  1. Lookup NU author(s)
  2. Dr Reia Guppy
Author(s)Guppy R
Publication type Report
TypePhD Thesis
Series TitleDivision of Biology
Year2006
Pages210
Full text is not currently available for this publication.
This study investigates the natural bacterial community structure on the surface mucus layer (SML) of two Caribbean scleractinian corals, the star coral Montastraea faveolata and brain coral Diploria strigosa, using 16S rRNA gene molecular techniques. Using a biogeographical approach, strong site and host differences in bacterial communities determined that the SML bacterial distribution is deterministic and not random. Influence of geographic distance on the SML bacterial community differed between hosts. Spatial scale was an important consideration for coral SML bacterial biogeography, where holistically neither host nor region could adequately explain the clustering of sites. Denaturing gradient gel electrophoresis (DGGE) fingerprint patterns showed that the bacterial community in the biofilm (on glass slides) and SML shared a higher degree of similarity to each other than to the water column. The extent to which the SML community represented a settler community was therefore investigated using amplified ribosomal DNA restriction analysis (ARDRA) and sequencing techniques. ARDRA patterns showed lower similarity between samples than the DGGE fingerprints, with both the biofilm and SML containing Actinobacteria, α-proteobacteria and cyanobacteria. The differences in SML bacterial communities could not be clearly explained using the water quality parameters tested. There were no obvious environmental gradients in the water quality, possibly due to the fact that all sites showed evidence of a eutrophic state. However, given the strong differences in water quality between the wet and dry months, a comparison of DGGE operational taxonomic unit (OTU) diversity from coral SML across the wet and dry months indicated that the influence of time on the bacterial community also differed with host.

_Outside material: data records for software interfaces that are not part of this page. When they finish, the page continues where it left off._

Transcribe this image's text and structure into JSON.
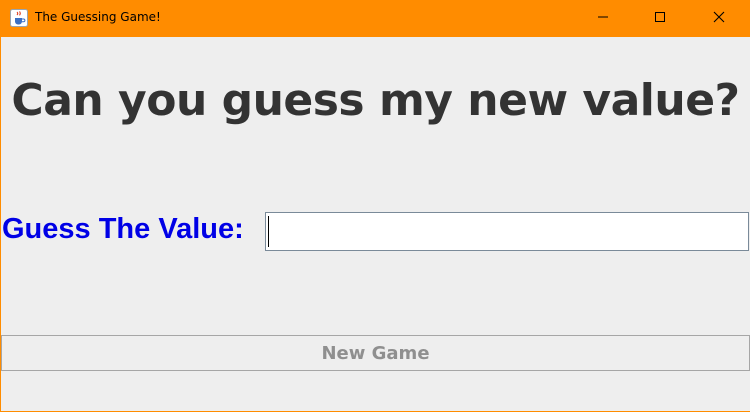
{
  "window": {
    "title": "The Guessing Game!",
    "icons": {
      "app": "java-cup-icon",
      "minimize": "minimize-icon",
      "maximize": "maximize-icon",
      "close": "close-icon"
    },
    "title_bar_color": "#ff8c00"
  },
  "main": {
    "heading": "Can you guess my new value?",
    "guess_label": "Guess The Value:",
    "guess_input_value": "",
    "new_game_label": "New Game",
    "new_game_enabled": false,
    "colors": {
      "heading": "#333333",
      "label": "#0000e6",
      "disabled_text": "#8f8f8f",
      "background": "#eeeeee"
    }
  }
}
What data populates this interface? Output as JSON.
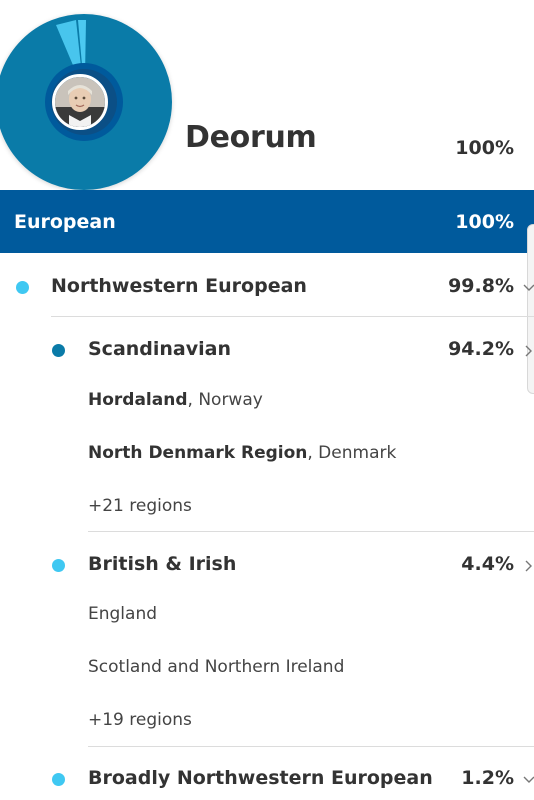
{
  "profile": {
    "name": "Deorum",
    "total_percent": "100%",
    "avatar_icon": "profile-photo"
  },
  "colors": {
    "brand_blue": "#005a9c",
    "donut_main": "#0a7ba8",
    "donut_light": "#4cc9f0",
    "dot_light": "#3fc8f2",
    "dot_dark": "#0a7ba8"
  },
  "region": {
    "label": "European",
    "percent": "100%"
  },
  "groups": [
    {
      "label": "Northwestern European",
      "percent": "99.8%",
      "dot_color": "#3fc8f2",
      "chevron_icon": "chevron-down-icon"
    }
  ],
  "subgroups": [
    {
      "label": "Scandinavian",
      "percent": "94.2%",
      "dot_color": "#0a7ba8",
      "chevron_icon": "chevron-right-icon",
      "items": [
        {
          "primary": "Hordaland",
          "secondary": ", Norway"
        },
        {
          "primary": "North Denmark Region",
          "secondary": ", Denmark"
        },
        {
          "primary": "",
          "secondary": "+21 regions"
        }
      ]
    },
    {
      "label": "British & Irish",
      "percent": "4.4%",
      "dot_color": "#3fc8f2",
      "chevron_icon": "chevron-right-icon",
      "items": [
        {
          "primary": "",
          "secondary": "England"
        },
        {
          "primary": "",
          "secondary": "Scotland and Northern Ireland"
        },
        {
          "primary": "",
          "secondary": "+19 regions"
        }
      ]
    },
    {
      "label": "Broadly Northwestern European",
      "percent": "1.2%",
      "dot_color": "#3fc8f2",
      "chevron_icon": "chevron-down-icon"
    }
  ]
}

Overall, M. faveolata SML bacterial communities represent better candidates as potential bioindicators of environmental change than D. strigosa, but further investigations on the influencing factor(s) for the changes observed needs to be elucidated.
InstitutionNewcastle University
Place PublishedNewcastle upon Tyne, UK
ActionsLink to this publication